__Exercise instructions__
Every line of the records below that holds the word "icon" should be copied out.

── Records to process ──

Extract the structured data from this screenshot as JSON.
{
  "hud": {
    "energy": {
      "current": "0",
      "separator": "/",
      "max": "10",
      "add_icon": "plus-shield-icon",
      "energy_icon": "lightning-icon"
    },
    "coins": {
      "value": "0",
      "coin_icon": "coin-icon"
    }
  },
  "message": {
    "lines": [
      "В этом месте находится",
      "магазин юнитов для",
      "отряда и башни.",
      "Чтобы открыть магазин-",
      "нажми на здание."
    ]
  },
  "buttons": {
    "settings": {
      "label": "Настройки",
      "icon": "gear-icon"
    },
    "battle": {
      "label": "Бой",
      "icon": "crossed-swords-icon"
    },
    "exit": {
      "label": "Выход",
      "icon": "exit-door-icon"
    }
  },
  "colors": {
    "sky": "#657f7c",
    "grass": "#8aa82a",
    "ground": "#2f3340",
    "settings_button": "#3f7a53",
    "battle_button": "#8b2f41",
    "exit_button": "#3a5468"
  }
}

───

__Response__
      "add_icon": "plus-shield-icon",
      "energy_icon": "lightning-icon"
      "coin_icon": "coin-icon"
      "icon": "gear-icon"
      "icon": "crossed-swords-icon"
      "icon": "exit-door-icon"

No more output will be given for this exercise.